DENVER -- When top setup man Eric O'Flaherty sustained a season-ending elbow injury six weeks into the 2013 season, the Braves saw the other members of their bullpen step up and fill the void in an impressive manner. They've not been as fortunate while spending the past five weeks without right-handed setup man Jordan Walden.
The Braves have already lost more games (six) that they led at the completion of the sixth inning than they did all of last season (five). Four of those 18 losses have come since May 27.
Thus it goes without saying that the Braves are looking forward to putting Walden back in the bullpen for Tuesday night's game against the Rockies.
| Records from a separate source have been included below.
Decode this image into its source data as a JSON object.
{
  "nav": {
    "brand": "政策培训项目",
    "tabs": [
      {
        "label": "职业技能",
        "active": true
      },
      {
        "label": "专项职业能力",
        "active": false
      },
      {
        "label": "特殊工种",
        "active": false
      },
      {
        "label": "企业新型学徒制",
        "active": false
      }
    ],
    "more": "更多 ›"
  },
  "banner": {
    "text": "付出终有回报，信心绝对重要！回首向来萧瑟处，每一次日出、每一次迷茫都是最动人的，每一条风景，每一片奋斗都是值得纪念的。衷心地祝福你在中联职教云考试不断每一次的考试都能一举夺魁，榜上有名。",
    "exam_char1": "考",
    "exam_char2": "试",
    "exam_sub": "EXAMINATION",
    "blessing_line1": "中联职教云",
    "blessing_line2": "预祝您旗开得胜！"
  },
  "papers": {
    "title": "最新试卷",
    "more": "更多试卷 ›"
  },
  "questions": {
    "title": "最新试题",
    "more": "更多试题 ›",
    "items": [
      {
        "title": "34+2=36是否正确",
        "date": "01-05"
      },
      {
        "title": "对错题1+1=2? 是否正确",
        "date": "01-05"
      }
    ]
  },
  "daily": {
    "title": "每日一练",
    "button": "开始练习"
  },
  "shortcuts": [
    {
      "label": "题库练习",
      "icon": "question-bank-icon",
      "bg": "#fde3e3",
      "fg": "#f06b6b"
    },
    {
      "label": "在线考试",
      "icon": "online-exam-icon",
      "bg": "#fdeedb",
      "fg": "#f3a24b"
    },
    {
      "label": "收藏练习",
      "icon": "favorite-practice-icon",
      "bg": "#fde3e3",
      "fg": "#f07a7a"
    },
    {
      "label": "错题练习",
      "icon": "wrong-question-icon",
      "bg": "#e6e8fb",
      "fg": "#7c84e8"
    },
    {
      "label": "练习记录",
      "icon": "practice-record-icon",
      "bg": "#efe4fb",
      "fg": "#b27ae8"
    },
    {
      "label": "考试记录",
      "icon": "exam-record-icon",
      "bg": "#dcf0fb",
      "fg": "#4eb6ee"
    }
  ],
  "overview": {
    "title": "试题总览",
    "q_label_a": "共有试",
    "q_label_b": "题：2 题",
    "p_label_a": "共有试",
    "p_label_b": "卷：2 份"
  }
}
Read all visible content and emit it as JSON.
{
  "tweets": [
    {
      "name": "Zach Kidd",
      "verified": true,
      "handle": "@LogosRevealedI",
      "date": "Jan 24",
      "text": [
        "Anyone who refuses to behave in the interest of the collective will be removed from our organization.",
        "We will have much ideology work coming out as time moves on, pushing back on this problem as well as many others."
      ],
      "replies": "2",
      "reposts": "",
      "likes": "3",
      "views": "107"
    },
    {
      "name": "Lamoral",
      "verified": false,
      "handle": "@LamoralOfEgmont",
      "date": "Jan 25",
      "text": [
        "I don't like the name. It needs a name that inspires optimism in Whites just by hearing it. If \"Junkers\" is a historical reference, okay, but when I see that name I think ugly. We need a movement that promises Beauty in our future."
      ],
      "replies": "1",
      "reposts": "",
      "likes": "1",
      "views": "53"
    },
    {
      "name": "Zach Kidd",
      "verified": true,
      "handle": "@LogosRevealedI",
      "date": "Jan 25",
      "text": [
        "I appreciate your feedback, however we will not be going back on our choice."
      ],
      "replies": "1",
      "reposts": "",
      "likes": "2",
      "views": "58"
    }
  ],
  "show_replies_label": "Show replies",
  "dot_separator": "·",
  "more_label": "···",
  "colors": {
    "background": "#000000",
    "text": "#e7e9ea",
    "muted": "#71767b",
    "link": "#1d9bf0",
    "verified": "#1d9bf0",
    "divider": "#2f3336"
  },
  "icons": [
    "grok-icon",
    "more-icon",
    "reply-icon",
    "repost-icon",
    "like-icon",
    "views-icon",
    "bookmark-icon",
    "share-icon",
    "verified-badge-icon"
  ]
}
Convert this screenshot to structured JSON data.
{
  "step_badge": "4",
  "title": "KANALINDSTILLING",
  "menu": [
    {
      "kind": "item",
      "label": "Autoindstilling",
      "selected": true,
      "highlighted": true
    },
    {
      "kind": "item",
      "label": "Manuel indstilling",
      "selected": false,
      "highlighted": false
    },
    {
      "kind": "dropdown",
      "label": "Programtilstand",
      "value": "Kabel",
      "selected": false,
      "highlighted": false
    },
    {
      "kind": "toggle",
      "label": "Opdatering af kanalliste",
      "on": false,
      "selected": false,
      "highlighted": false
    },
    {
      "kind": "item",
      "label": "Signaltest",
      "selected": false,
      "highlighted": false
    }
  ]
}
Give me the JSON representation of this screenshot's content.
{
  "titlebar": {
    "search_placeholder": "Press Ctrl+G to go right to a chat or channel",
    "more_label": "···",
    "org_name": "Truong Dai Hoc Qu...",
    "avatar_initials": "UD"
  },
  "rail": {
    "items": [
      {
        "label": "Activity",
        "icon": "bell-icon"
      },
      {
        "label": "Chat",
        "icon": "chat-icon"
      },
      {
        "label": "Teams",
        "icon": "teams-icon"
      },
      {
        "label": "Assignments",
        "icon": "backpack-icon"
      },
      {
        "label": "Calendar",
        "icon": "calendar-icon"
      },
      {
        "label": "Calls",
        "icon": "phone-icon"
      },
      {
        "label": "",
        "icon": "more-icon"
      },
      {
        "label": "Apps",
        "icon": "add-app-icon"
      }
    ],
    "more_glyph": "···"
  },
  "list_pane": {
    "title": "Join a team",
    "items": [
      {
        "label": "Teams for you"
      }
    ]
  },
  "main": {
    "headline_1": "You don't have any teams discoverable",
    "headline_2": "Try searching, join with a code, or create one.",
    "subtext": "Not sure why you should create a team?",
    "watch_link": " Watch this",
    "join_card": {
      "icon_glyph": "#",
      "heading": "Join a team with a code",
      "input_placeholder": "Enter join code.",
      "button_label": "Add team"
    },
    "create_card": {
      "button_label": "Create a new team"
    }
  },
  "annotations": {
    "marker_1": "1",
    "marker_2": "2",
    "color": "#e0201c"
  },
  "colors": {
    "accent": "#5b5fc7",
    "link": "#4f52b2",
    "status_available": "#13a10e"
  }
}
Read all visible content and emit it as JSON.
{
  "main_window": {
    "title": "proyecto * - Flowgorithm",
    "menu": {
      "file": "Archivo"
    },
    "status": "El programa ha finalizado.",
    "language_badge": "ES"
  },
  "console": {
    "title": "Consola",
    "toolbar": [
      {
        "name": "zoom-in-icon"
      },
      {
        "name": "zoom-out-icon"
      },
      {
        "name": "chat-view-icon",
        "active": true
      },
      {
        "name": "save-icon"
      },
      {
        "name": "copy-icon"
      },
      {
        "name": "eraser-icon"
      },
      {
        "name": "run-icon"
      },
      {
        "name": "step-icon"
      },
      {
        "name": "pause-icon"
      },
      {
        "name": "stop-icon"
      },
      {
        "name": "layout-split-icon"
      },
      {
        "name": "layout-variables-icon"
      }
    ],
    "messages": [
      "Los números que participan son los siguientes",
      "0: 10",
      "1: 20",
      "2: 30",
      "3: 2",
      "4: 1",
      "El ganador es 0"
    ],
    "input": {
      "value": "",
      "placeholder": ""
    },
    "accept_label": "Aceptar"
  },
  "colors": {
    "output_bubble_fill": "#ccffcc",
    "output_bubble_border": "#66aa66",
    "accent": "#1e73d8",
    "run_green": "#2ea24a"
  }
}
Walden, who has been sidelined since May 4 with a strained left hamstring, struck out five of the eight batters he faced while completing his rehab appearances for Triple-A Gwinnett.
Now the Braves will simply hope that Walden is able to avoid the numerous leg and back ailments he has dealt with over the past few years while employing a violent delivery that stresses his left leg as he vaults himself toward the plate. He posted a 1.59 ERA, limited opponents to a .171 batting average and struck out 39 percent of the batters he faced in the 13 appearances he made before the hamstring began bothering him against the Giants on May 4.
"It's always nice to have a guy like Walden come back, especially with the ability that he brings and what he brings to the table," right-handed reliever David Carpenter said. "We were just trying to piece things together after he went down. To get a guy like that back is definitely a good feeling."
With Walden out of the mix, the Braves have mixed and matched relievers in an attempt to find a reliable eighth-inning setup man. But Carpenter has posted a 5.68 ERA and allowed opponents to produce a .379 on-base percentage since Walden went on the disabled list. Luis Avilan, who served as a reliable setup man last season, fell out of favor in April and has recently been primarily used as a left-handed setup specialist.
Consequently, Shae Simmons -- who made his Major League debut on May 31 -- has essentially served as the top setup man over the past week.
"It stinks, but it's ... just a matter of keeping that mind-set of remembering that we're good and what got us here," Carpenter said. "Now we've just got to go out and do it."
La Stella showing potential for power
ATLANTA -- Second baseman Tommy La Stella has already provided the Braves with the consistent production they envisioned when they called him up to the Majors for the first time on May 28. But as he progresses through his career, he has displayed the potential to also begin showing some power.
"If you watch him take [batting practice], he's got juice," hitting coach Greg Walker said. "He's got really quick bat speed. He's going to start driving some balls. But we're not talking to him about that at all. We just want him to have quality at-bats, and he's done that. He's taking his walks. He's done great. For a young kid, he looks like he belongs up there."
La Stella, 25, entered Monday night's game against the Rockies having hit .400 with a .438 on-base percentage through his first nine games. Although he has not yet recorded an extra-base hit, the Braves are simply hoping he continues providing consistency to the second base position, which proved troublesome during the season's first two months.
La Stella's 12 hits are the second most recorded by a Braves second baseman this year. He needs just eight more to match the leading total Dan Uggla has tallied with 86 more at-bats.
Mark Bowman is a reporter for MLB.com. This story was not subject to the approval of Major League Baseball or its clubs.